I attended the SPIE meeting on Astronomical Telescopes and Instrumentation in Edinburgh, Scotland from June 26 through July 1, and I am sharing my views on the conference presentations. Approximately 2,000 astronomers, software engineers and instrumentation specialists crowded the Edinburgh International Conference Center (EICC) for the week. You can see a detailed review of the meeting and a large collection of photographs on the SPIE web page. Parts of this post are based on the SPIE review.
Tim Jenness described the challenges of handling large amounts of data and efforts of the LSST team to join the Astropy community leveraging and contributing to those software packages within the confines set by current funding limits and methodologies. Marco Molinaro shared the results of his team’s EU-FP7 program, VIALACTEA, which provides an infrastructure for handling and manipulating diverse datasets into a more homogeneous database. I described work at the Keck Observatory Archive using R-tree indexing schemes to enable fast, more efficient searches of solar system objects.
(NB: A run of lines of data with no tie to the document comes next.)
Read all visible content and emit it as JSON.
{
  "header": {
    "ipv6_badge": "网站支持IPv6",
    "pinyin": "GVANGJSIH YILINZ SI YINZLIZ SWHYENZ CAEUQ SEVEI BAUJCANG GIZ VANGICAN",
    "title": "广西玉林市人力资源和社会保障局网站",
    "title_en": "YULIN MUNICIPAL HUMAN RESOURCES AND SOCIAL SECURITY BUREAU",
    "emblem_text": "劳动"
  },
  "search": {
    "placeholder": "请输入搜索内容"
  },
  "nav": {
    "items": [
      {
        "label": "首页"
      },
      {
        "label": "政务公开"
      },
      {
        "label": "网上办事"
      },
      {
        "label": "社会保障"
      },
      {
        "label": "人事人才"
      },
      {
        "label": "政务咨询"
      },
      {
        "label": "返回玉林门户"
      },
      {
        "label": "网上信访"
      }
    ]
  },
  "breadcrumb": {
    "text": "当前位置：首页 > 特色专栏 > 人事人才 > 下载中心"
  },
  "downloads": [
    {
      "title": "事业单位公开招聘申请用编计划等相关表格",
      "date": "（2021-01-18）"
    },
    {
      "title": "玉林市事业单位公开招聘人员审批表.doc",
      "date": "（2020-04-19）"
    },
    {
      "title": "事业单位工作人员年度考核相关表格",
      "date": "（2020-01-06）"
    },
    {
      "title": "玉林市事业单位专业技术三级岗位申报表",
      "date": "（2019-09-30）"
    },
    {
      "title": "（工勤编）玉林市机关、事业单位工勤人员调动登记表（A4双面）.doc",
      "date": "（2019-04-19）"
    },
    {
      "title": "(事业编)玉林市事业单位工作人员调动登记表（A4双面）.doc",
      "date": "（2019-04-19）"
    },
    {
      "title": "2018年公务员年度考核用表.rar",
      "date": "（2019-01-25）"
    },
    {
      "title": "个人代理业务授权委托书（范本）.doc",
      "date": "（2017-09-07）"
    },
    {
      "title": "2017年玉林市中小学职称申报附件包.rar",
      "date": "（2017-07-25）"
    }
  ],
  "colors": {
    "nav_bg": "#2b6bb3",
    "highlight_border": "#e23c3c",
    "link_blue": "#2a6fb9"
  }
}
My favorite talk was by Asher Baltzell, who discussed a cloud-based data reduction scheme applied to Magellan AO (MagAO) images and the resulting development of a free cyberinfrastructure for community use. The MagAO system featured prominently at the meeting. See the presentations in the MagAO blog at https://visao.as.arizona.edu/uncategorized/magao-at-2016-spie-astronomical-telescopes-instrumentation/.
See the SPIE review for excellent talks on gravitational waves, the operation of the Large Millimeter Telescope (LMT), and four NASA Science Technology Definition Teams presentations on submissions for the Decadal 2020 survey, among others.
The conference reconvenes in 2018 in Austin, Texas.